According to advisers, British pension funds need to reconsider their negative historic opinion of derivatives, which could provide protection for portfolios in the event of sudden market shifts or changes in economic policies. With the government reinstating quantitative easing efforts, many analysts are beginning to believe that the management of UK pension funds may need to be rethought. In particular, many critics believe that there are far too infrequent trustee meetings held to approve asset allocation policy changes.
Some analysts have also criticised trustees’ avoidance of the usage of swap based methods or hedging techniques to manage inflation and stock market risks. One of the main issues is that fund trustees are not willing to benefit from the concept of shortselling, which relies on the decline in the value of a stock for the fund to profit. If such investment strategies were utilised by UK pension funds, in adherence to specific investment guidelines, British funds could greatly mitigate future economic risks, while also improving the current state of the economy. Nonetheless, many critics of shortselling note the potential downfalls of certain hedging strategies if they do not play out as planned.

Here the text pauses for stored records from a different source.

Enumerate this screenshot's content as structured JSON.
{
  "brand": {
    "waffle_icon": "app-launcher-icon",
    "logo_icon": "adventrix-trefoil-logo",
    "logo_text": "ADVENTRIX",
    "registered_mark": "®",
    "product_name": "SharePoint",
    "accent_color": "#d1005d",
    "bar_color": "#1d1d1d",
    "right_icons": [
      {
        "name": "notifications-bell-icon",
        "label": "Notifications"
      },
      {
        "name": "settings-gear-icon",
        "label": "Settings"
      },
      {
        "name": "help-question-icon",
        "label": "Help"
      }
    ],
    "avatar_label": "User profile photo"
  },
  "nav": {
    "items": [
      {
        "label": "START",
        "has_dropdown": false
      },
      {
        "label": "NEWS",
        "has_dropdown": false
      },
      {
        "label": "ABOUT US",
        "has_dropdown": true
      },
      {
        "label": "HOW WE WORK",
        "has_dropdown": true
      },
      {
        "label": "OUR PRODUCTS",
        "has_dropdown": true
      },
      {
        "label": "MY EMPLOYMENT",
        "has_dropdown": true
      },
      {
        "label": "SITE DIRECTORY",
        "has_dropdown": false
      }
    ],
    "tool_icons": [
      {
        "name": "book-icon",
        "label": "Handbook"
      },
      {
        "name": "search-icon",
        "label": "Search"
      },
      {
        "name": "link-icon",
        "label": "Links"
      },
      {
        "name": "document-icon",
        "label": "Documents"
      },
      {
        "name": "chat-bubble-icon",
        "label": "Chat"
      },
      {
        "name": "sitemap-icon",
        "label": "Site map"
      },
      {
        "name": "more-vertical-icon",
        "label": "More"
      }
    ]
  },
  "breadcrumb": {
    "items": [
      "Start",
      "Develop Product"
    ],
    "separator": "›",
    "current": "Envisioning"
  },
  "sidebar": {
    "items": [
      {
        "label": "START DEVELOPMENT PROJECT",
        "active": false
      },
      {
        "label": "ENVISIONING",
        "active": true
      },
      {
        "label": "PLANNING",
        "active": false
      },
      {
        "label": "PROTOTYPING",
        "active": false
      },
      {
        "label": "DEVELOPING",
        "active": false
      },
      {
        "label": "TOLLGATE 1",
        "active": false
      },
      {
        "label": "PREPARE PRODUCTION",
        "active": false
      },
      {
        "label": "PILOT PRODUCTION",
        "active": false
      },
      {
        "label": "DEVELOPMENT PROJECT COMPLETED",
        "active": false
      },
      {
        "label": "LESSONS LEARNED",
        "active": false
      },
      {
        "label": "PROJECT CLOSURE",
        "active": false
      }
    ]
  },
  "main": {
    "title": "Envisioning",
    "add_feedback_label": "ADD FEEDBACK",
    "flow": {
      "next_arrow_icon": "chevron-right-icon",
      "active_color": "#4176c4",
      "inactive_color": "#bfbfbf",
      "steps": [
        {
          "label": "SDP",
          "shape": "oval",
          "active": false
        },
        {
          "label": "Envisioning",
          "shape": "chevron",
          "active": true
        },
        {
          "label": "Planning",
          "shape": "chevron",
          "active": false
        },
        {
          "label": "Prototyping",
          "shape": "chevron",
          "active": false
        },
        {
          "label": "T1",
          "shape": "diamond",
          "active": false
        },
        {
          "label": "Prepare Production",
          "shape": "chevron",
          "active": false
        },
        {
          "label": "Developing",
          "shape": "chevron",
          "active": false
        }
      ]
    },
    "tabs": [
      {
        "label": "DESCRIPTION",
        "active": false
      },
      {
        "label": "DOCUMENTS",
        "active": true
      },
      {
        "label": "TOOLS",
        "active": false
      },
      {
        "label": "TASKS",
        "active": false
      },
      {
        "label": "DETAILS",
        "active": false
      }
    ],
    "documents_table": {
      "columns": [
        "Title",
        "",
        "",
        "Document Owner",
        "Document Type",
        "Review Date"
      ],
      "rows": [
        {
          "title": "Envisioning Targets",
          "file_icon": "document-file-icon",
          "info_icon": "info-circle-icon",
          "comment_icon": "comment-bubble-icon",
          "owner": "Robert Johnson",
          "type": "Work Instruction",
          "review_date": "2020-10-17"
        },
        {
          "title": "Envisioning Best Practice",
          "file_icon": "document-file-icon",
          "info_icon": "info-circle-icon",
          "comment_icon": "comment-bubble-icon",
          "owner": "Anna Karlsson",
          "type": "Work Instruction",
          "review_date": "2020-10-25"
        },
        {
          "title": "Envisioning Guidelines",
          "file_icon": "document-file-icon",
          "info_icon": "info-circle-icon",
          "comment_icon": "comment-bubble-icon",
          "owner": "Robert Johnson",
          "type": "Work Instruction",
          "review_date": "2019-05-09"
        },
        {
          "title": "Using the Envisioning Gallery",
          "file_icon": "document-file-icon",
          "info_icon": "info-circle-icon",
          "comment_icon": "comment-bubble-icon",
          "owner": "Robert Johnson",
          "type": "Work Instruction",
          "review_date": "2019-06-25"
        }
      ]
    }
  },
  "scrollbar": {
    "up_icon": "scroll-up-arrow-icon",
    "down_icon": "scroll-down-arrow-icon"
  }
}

Meanwhile, the Bank of England has recently committed to buying 75 billion pounds worth of government bonds during the next four months, which will cause the yield for government bonds (a staple investment for UK pension funds) to be depressed, ultimately making it more difficult for funds to match their income to their liabilities without adding riskier, more profitable assets to their portfolios. According to government estimates, during the end of September the accumulative deficit of the more than 6500 UK pension funds within the PPF 7800 index was measured at more than 196 billion pounds, a figure that rose nearly $80 billion in just one month (measured at 117 billion at August 31).